In Footsteps in the Dark, George Lipsitz illuminates these secret meanings, offering imaginative interpretations of a wide range of popular music genres from jazz to salsa to rock. Sweeping changes that only remotely register in official narratives, Lipsitz argues, can exist in vivid relief within popular music, especially when these changes occur outside mainstream white culture. Using a wealth of revealing examples, he discusses such topics as the emergence of an African American techno music subculture in Detroit as a contradictory case of digital capitalism and the prominence of banda, merengue, and salsa music in the 1990s as an expression of changing Mexican, Dominican, and Puerto Rican nationalisms. Approaching race and popular music from another direction, he analyzes the Ken Burns PBS series Jazz as a largely uncritical celebration of American nationalism that obscures the civil rights era’s challenge to racial inequality, and he takes on the infamous campaigns to censor hip-hop and the radical black voice in the early 1990s.

Teeming with astute observations and brilliant insights about race and racism, deindustrialization, and urban renewal and their connections to music, Footsteps in the Dark puts forth an alternate history of post–cold war America and shows why in an era given to easy answers and clichéd versions of history, pop songs matter more than ever.

Footsteps in the Dark

George Lipsitz is professor of black studies and sociology at the University of California, Santa Barbara. Among his many books are Life in the Struggle, Dangerous Crossroads, and American Studies in a Moment of Danger (Minnesota, 2001).

Footsteps in the Dark

Footsteps in the Dark digs deep and reaches wide, revealing a treasure trove of powerful and denied knowledges about a dazzling range of popular musics and the communities of people out of which they emerge. Engrossing, accessible and sophisticated, this book puts to rest the misconception that popular music is irrelevant and disconnected from the important issues that shape society.

Tricia Rose, author of Black Noise: Rap Music and Black Culture in Contemporary America

Footsteps in the Dark is a virtuosic and inspiring contribution to popular music studies and cultural studies more broadly.

Rob Walser, editor of Keeping Time: Readings in Jazz History

Lipsitz’s approach is sophisticate; he understands well the commercial nature of his subject. Footsteps in the Dark should be indispensable reading not only for popular culture and music scholars, but for all historians interested in understanding social change in a modern setting. Music, indeed, does matter.

Journal of American History

Footsteps in the Dark is George Lipsitz’s most ambitious book to date exclusively on music, and perhaps his most passionate, candid, and unflinching period. The heart of Lipsitz’s cumulative message, and that message—about deepening our understanding of historical processes through the study of popular music, about the relationship between historical knowledge and social justice, about how transitional realities produce ‘new cultural forms speaking to new social identities’ with the potential for new social relations—is timely and of critical importance.

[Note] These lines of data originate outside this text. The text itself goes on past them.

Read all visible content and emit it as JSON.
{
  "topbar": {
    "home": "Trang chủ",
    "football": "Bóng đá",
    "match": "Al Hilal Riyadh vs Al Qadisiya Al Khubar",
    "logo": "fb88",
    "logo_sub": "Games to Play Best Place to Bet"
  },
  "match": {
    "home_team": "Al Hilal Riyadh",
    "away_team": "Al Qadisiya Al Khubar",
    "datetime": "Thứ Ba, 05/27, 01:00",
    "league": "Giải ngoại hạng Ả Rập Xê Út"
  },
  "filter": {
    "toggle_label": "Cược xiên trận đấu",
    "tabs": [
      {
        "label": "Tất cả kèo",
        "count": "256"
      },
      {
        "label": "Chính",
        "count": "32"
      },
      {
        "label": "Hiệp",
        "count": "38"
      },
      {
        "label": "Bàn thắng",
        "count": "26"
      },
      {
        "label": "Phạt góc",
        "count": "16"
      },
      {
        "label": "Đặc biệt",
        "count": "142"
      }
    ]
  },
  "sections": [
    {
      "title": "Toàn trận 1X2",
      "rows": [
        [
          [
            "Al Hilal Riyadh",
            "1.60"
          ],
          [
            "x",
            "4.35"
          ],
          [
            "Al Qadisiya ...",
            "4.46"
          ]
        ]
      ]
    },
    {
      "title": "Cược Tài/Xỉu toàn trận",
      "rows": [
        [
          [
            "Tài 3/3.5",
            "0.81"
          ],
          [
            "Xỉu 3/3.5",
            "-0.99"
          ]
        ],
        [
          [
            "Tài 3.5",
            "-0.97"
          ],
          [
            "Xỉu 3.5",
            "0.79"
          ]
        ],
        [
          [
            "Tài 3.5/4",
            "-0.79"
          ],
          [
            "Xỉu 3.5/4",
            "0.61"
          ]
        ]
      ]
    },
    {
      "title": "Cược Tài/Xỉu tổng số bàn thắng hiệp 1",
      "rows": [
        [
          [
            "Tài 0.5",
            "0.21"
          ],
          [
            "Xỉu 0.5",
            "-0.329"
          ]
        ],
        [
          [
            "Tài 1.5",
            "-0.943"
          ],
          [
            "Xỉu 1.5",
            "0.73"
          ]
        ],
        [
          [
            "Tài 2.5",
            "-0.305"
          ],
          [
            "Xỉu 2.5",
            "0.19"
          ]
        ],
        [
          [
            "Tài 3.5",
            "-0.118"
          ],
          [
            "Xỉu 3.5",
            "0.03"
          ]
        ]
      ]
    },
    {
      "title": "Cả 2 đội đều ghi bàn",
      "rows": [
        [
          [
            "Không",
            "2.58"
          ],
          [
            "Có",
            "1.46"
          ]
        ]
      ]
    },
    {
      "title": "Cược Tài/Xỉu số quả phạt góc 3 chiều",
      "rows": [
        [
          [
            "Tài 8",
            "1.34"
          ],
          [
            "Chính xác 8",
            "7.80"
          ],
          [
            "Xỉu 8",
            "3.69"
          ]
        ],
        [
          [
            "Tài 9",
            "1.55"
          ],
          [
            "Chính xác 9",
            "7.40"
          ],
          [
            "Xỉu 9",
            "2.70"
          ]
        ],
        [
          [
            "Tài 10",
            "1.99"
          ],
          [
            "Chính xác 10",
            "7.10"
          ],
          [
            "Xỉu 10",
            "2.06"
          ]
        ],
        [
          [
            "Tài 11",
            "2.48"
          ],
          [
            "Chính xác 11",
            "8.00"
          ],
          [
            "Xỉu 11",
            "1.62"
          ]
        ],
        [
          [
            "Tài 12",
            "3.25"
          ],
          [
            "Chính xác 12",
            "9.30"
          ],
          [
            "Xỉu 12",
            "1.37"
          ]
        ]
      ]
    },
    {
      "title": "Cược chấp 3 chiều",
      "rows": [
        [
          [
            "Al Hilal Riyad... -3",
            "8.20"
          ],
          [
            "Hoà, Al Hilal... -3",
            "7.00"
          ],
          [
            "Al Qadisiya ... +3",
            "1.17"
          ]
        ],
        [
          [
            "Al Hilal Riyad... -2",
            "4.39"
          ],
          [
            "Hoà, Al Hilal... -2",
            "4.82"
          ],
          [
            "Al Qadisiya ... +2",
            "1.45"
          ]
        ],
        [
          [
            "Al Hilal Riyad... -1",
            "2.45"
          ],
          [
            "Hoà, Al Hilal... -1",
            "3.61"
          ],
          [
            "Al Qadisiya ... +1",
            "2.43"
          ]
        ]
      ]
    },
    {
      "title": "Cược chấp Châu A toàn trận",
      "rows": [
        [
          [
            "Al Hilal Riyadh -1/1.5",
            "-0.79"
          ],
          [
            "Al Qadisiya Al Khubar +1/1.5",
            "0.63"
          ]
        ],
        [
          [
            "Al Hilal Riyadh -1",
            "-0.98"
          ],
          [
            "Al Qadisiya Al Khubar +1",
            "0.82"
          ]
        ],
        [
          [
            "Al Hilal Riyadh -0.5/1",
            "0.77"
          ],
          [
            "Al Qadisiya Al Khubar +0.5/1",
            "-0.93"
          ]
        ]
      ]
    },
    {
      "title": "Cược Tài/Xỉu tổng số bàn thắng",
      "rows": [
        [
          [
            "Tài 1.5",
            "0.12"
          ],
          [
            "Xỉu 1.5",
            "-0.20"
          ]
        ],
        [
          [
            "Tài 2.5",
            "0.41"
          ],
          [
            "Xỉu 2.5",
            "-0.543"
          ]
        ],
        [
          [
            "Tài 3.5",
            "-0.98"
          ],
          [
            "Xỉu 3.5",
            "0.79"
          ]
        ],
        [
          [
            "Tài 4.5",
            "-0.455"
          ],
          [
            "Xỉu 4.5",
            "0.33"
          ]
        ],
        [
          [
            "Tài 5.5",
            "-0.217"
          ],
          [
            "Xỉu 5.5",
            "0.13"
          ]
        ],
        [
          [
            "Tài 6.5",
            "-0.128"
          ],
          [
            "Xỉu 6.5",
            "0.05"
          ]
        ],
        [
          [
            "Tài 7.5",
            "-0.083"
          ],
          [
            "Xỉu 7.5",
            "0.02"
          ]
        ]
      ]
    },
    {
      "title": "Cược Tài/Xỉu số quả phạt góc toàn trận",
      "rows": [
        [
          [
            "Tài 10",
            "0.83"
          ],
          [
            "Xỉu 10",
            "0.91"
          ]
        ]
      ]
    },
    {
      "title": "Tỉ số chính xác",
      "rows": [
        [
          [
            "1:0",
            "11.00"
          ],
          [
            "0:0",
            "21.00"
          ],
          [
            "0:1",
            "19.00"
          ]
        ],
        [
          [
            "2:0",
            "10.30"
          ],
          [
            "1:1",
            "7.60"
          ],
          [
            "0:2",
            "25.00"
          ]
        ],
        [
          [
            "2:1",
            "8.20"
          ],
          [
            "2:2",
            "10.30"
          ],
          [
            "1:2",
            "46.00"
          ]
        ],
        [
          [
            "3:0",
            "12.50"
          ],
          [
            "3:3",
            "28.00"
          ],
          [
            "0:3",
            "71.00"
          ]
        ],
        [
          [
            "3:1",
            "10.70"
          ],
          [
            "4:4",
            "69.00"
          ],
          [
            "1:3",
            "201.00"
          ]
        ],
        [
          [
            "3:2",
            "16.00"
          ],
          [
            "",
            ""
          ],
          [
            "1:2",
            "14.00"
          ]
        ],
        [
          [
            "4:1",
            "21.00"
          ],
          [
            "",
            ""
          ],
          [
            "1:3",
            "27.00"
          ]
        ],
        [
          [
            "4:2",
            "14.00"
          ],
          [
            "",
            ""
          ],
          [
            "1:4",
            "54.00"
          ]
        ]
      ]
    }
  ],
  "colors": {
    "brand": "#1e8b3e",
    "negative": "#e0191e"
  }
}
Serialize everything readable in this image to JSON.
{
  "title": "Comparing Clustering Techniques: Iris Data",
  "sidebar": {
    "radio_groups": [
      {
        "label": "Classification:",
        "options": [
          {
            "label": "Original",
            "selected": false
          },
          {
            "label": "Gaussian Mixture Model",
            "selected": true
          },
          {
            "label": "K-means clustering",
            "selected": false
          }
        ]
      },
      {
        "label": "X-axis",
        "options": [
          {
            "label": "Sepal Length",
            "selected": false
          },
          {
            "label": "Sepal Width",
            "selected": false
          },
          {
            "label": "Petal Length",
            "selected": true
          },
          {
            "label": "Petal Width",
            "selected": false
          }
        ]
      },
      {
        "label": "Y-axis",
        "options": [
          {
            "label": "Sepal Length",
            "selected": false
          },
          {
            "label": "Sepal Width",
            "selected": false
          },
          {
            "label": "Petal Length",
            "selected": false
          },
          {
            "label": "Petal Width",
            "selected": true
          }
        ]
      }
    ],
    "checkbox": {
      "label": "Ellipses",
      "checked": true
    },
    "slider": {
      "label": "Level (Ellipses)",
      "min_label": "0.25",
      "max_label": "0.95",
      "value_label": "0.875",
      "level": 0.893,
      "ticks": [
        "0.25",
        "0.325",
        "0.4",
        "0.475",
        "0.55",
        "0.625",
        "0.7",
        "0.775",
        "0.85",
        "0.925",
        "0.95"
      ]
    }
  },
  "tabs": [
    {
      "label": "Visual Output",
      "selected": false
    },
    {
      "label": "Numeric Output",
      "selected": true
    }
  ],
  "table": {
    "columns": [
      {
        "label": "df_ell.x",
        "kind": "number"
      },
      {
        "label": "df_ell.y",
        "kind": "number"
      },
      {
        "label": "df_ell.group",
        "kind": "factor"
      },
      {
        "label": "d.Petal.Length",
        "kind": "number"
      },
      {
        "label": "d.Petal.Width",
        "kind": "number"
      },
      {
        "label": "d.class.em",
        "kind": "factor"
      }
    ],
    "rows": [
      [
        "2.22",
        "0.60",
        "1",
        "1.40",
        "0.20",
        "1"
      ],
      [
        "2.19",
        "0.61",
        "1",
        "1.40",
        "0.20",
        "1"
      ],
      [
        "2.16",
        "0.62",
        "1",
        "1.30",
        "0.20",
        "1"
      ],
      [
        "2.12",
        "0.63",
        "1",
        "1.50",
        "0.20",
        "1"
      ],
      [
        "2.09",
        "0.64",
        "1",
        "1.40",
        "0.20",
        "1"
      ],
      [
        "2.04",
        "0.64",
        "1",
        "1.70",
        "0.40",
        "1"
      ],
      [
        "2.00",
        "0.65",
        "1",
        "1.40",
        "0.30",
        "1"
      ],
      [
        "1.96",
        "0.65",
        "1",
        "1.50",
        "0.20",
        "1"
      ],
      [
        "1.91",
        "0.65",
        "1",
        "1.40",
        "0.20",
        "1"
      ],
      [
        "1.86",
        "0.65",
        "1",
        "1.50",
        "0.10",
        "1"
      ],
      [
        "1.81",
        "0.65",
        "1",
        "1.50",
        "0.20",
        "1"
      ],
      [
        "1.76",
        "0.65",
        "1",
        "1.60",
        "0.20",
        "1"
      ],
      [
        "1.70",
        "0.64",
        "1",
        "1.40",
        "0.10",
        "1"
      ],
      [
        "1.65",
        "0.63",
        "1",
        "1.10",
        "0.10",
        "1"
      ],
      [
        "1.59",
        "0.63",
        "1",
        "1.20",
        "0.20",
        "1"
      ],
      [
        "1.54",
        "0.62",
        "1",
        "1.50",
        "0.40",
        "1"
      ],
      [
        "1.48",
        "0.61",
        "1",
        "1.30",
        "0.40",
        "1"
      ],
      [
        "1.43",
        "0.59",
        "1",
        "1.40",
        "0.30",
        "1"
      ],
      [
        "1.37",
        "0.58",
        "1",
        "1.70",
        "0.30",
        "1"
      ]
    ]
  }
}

Current Musicology

Footsteps in the Dark is groundbreaking in attempting to shatter conventional spatial and temporal frameworks for popular music studies, drawing far-reaching historical connections across continents and centuries.

Ethnomusicology

Footsteps in the Dark

Contents

Introduction: The Long Fetch of History; or, Why Music Matters

1. Pop Stars: The Hidden History of Digital Capitalism
2. Crossing Over: The Hidden History of Diaspora
3. Banda: The Hidden History of Greater Mexico
4. Jazz: The Hidden History of Nationalist Multiculturalism
5. Weeds in a Vacant Lot: The Hidden History of Urban Renewal
6. Merengue: The Hidden History of Dominican Migration
7. The Hip Hop Hearings: The Hidden History of Deindustrialization
8. Masquerades and Mixtures: The Hidden History of Passing
9. Salsa: The Hidden History of Colonialism
10. Techno: The Hidden History of Automation

Epilogue: Long Waves after 9/11

Acknowledgments
Notes

Index